View our superb offers on fully loaded dual RCD boards
Dual RCD split load consumer unit

High Integrity Consumer Unit

With three neutral bars, which in essence gives three banks of circuits - A 'High Integrity Consumer Unit' offers the best of both worlds...

Allowing for the use of RCBOs and two banks of MCBs they offer total circuit separation for critical circuits and highly cost effective protection for standard circuits. 

High Integrity consumer units are becoming increasingly popular with electricians - because they make circuit design easy - and homeowners - because they offer excellent protection without breaking the bank. They are particularly good in projects requiring 12 or more circuits.

See our range of high integrity consumer units
High Integrity consumer unit

RCD Incomer Consumer Unit

An 'RCD Incomer' consumer unit is a special type of protection device, generally used in workshops, garages, garden offices and sheds which use small numbers of circuits.

The defining difference between this and other types of consumer unit is the fact that it does not have a 'Main Switch'. Isolation of the board is handled by the single RCD. In other words, all incoming electricity is managed by the RCD - hence the name.

This type of consumer unit offers no circuit separation as it may only be populated with MCBs. Earth leakage on every circuit in the arrangement is dealt with by the one RCD. That means that a residual current fault on any circuit will knock out power to all other circuits. For this reason they are almost never used in the main dwelling.

See our range of RCD Incomer consumer units
RCD incomer consumer unit

How the Four Main Types of Consumer Unit are Deployed

Standard 'Amendment 3' Consumer Unit

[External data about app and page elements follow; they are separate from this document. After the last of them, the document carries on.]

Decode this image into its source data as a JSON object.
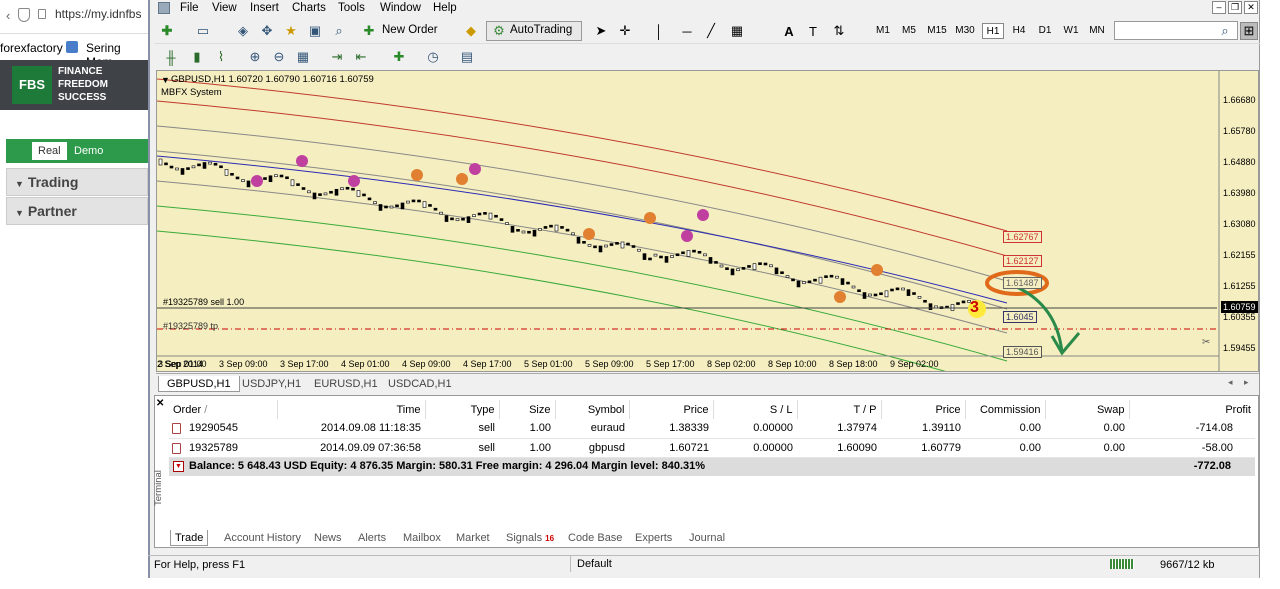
{
  "browser": {
    "url": "https://my.idnfbs",
    "bookmark1": "forexfactory",
    "bookmark2": "Sering Mam",
    "logo_lines": [
      "FINANCE",
      "FREEDOM",
      "SUCCESS"
    ],
    "logo_badge": "FBS",
    "tab_real": "Real",
    "tab_demo": "Demo",
    "nav_trading": "Trading",
    "nav_partner": "Partner"
  },
  "menu": [
    "File",
    "View",
    "Insert",
    "Charts",
    "Tools",
    "Window",
    "Help"
  ],
  "toolbar": {
    "new_order": "New Order",
    "autotrading": "AutoTrading",
    "timeframes": [
      "M1",
      "M5",
      "M15",
      "M30",
      "H1",
      "H4",
      "D1",
      "W1",
      "MN"
    ],
    "active_tf": "H1"
  },
  "chart": {
    "symbol_line": "GBPUSD,H1  1.60720 1.60790 1.60716 1.60759",
    "indicator": "MBFX System",
    "price_labels": [
      "1.66680",
      "1.65780",
      "1.64880",
      "1.63980",
      "1.63080",
      "1.62155",
      "1.61255",
      "1.60355",
      "1.59455"
    ],
    "current_price": "1.60759",
    "time_labels": [
      "2 Sep 2014",
      "3 Sep 01:00",
      "3 Sep 09:00",
      "3 Sep 17:00",
      "4 Sep 01:00",
      "4 Sep 09:00",
      "4 Sep 17:00",
      "5 Sep 01:00",
      "5 Sep 09:00",
      "5 Sep 17:00",
      "8 Sep 02:00",
      "8 Sep 10:00",
      "8 Sep 18:00",
      "9 Sep 02:00"
    ],
    "line_sell": "#19325789 sell 1.00",
    "line_tp": "#19325789 tp",
    "level_labels": [
      "1.62767",
      "1.62127",
      "1.61487",
      "1.6045",
      "1.59416"
    ],
    "annotation": "3"
  },
  "chart_tabs": [
    "GBPUSD,H1",
    "USDJPY,H1",
    "EURUSD,H1",
    "USDCAD,H1"
  ],
  "terminal": {
    "columns": [
      "Order",
      "Time",
      "Type",
      "Size",
      "Symbol",
      "Price",
      "S / L",
      "T / P",
      "Price",
      "Commission",
      "Swap",
      "Profit"
    ],
    "rows": [
      [
        "19290545",
        "2014.09.08 11:18:35",
        "sell",
        "1.00",
        "euraud",
        "1.38339",
        "0.00000",
        "1.37974",
        "1.39110",
        "0.00",
        "0.00",
        "-714.08"
      ],
      [
        "19325789",
        "2014.09.09 07:36:58",
        "sell",
        "1.00",
        "gbpusd",
        "1.60721",
        "0.00000",
        "1.60090",
        "1.60779",
        "0.00",
        "0.00",
        "-58.00"
      ]
    ],
    "summary": "Balance: 5 648.43 USD  Equity: 4 876.35  Margin: 580.31  Free margin: 4 296.04  Margin level: 840.31%",
    "total": "-772.08",
    "side_label": "Terminal",
    "tabs": [
      "Trade",
      "Account History",
      "News",
      "Alerts",
      "Mailbox",
      "Market",
      "Signals",
      "Code Base",
      "Experts",
      "Journal"
    ],
    "signals_count": "16"
  },
  "status": {
    "help": "For Help, press F1",
    "profile": "Default",
    "traffic": "9667/12 kb"
  }
}
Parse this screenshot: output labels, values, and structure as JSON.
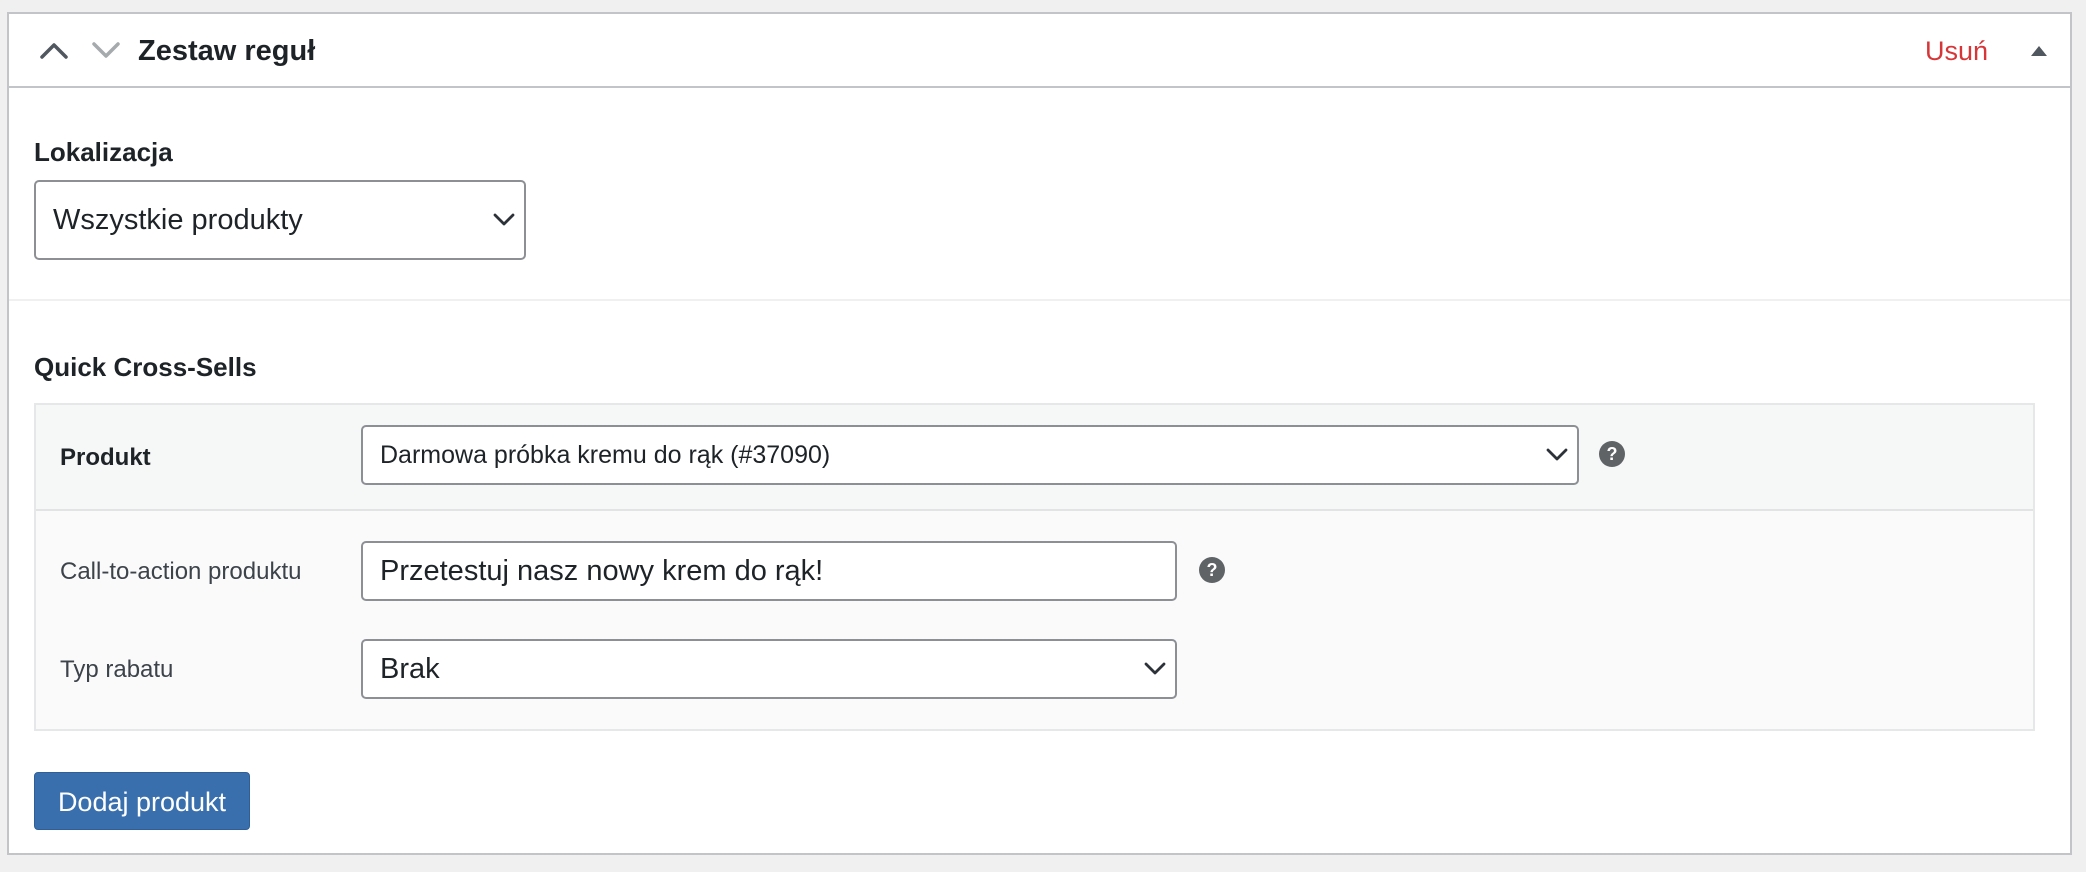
{
  "header": {
    "title": "Zestaw reguł",
    "remove_label": "Usuń",
    "move_up_icon": "chevron-up-icon",
    "move_down_icon": "chevron-down-icon",
    "toggle_icon": "triangle-up-icon"
  },
  "location": {
    "label": "Lokalizacja",
    "selected": "Wszystkie produkty"
  },
  "cross_sells": {
    "title": "Quick Cross-Sells",
    "product": {
      "label": "Produkt",
      "selected": "Darmowa próbka kremu do rąk (#37090)",
      "help": "?"
    },
    "cta": {
      "label": "Call-to-action produktu",
      "value": "Przetestuj nasz nowy krem do rąk!",
      "help": "?"
    },
    "discount": {
      "label": "Typ rabatu",
      "selected": "Brak"
    },
    "add_button": "Dodaj produkt"
  },
  "colors": {
    "remove": "#d63638",
    "primary_button": "#3a6fae",
    "border": "#c3c4c7"
  }
}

The most common enclosure is the standard surface mounted, metal, 'Amendment 3', enclosure. All four types of consumer unit are most commonly supplied in this format. They usually always feature a front lid hinged at the top, so that it closes through gravity when not being worked on, thus ensuring it is always closed. Width is dependent on number of circuits, but they are usually about 240mm high and 80mm deep.
Standard Amendment 3 Enclosure

Duplex Consumer Unit one in which the circuits are arranged over two rows. It is important to note that this does not necessarily mean the unit offers two banks of circuits. Whilst most Duplex consumer units are 'High Integrity' or 'Dual RCD' some are just 'Main Switch' - which offers no circuit separation unless it is fully populated with RCBOs.
Duplex consumer unit

Flush Consumer Unit one which is recessed into the wall. All four main consumer unit types are available in flush versions. They are functionally the same as a standard amendment 3 enclosure but are aesthetically better with a very slim profile.
Flush Consumer Unit

Garage Consumer Unit simply a trade term given to any consumer unit below four way - but usually just two ways - commonly used in outhouses, sheds and ...garages, where a couple of circuits maybe required for lighting and tools.
Garage Consumer Unit

IP Rated Consumer Unit

..a specialist unit for wet areas such as pools and spas. There are actually only two IP rated consumer units available: Both 10 way, one with a 100a main switch, which would be populated with RCBOs and one with an RCD incomner designed for use with MCBs
Weather Proof Consumer Unit

We have over 35 years' experience in supplying electrical materials to both trade and end user customers.
Visit New Worlds Today! - Light Bulbs - Extractor Fans - Switches & Sockets

Unit 34, Chess Business Park, Chesham, Buckinghamshire, HP5 1SD